Task prompt:
Restate the listing below with no word altered.

==========

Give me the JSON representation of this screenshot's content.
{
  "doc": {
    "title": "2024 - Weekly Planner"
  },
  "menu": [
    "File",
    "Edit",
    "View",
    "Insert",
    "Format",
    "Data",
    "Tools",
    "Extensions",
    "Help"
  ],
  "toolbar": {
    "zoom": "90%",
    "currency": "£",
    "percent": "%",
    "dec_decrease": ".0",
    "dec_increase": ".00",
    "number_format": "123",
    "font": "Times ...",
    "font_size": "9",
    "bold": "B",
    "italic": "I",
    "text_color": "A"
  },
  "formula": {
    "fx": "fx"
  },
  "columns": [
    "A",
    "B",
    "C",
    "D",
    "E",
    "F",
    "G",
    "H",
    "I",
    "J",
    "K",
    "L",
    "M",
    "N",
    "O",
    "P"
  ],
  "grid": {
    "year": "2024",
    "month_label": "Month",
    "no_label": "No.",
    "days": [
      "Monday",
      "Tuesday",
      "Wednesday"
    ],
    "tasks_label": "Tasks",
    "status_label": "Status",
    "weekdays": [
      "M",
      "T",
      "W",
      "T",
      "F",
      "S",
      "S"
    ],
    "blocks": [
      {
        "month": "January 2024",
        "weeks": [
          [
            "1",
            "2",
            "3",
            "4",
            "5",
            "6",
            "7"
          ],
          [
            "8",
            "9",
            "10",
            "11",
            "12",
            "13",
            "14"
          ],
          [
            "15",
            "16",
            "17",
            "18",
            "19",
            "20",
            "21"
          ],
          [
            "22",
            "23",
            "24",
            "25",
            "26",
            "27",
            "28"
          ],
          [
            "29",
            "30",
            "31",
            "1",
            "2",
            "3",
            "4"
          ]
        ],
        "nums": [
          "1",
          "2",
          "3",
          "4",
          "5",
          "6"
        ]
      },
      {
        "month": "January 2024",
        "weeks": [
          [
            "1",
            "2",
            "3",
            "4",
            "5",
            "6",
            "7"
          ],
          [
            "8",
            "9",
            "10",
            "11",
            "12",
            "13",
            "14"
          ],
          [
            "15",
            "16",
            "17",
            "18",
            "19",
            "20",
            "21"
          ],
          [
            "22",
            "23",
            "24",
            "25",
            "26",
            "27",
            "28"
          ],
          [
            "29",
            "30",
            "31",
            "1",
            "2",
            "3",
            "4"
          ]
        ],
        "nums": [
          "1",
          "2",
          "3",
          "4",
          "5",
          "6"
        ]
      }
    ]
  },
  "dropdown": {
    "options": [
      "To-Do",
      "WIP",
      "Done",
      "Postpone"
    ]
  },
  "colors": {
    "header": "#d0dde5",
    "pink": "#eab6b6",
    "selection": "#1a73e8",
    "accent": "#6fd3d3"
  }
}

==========

Finished task:
Give me the JSON representation of this screenshot's content.
{
  "doc": {
    "title": "2024 - Weekly Planner"
  },
  "menu": [
    "File",
    "Edit",
    "View",
    "Insert",
    "Format",
    "Data",
    "Tools",
    "Extensions",
    "Help"
  ],
  "toolbar": {
    "zoom": "90%",
    "currency": "£",
    "percent": "%",
    "dec_decrease": ".0",
    "dec_increase": ".00",
    "number_format": "123",
    "font": "Times ...",
    "font_size": "9",
    "bold": "B",
    "italic": "I",
    "text_color": "A"
  },
  "formula": {
    "fx": "fx"
  },
  "columns": [
    "A",
    "B",
    "C",
    "D",
    "E",
    "F",
    "G",
    "H",
    "I",
    "J",
    "K",
    "L",
    "M",
    "N",
    "O",
    "P"
  ],
  "grid": {
    "year": "2024",
    "month_label": "Month",
    "no_label": "No.",
    "days": [
      "Monday",
      "Tuesday",
      "Wednesday"
    ],
    "tasks_label": "Tasks",
    "status_label": "Status",
    "weekdays": [
      "M",
      "T",
      "W",
      "T",
      "F",
      "S",
      "S"
    ],
    "blocks": [
      {
        "month": "January 2024",
        "weeks": [
          [
            "1",
            "2",
            "3",
            "4",
            "5",
            "6",
            "7"
          ],
          [
            "8",
            "9",
            "10",
            "11",
            "12",
            "13",
            "14"
          ],
          [
            "15",
            "16",
            "17",
            "18",
            "19",
            "20",
            "21"
          ],
          [
            "22",
            "23",
            "24",
            "25",
            "26",
            "27",
            "28"
          ],
          [
            "29",
            "30",
            "31",
            "1",
            "2",
            "3",
            "4"
          ]
        ],
        "nums": [
          "1",
          "2",
          "3",
          "4",
          "5",
          "6"
        ]
      },
      {
        "month": "January 2024",
        "weeks": [
          [
            "1",
            "2",
            "3",
            "4",
            "5",
            "6",
            "7"
          ],
          [
            "8",
            "9",
            "10",
            "11",
            "12",
            "13",
            "14"
          ],
          [
            "15",
            "16",
            "17",
            "18",
            "19",
            "20",
            "21"
          ],
          [
            "22",
            "23",
            "24",
            "25",
            "26",
            "27",
            "28"
          ],
          [
            "29",
            "30",
            "31",
            "1",
            "2",
            "3",
            "4"
          ]
        ],
        "nums": [
          "1",
          "2",
          "3",
          "4",
          "5",
          "6"
        ]
      }
    ]
  },
  "dropdown": {
    "options": [
      "To-Do",
      "WIP",
      "Done",
      "Postpone"
    ]
  },
  "colors": {
    "header": "#d0dde5",
    "pink": "#eab6b6",
    "selection": "#1a73e8",
    "accent": "#6fd3d3"
  }
}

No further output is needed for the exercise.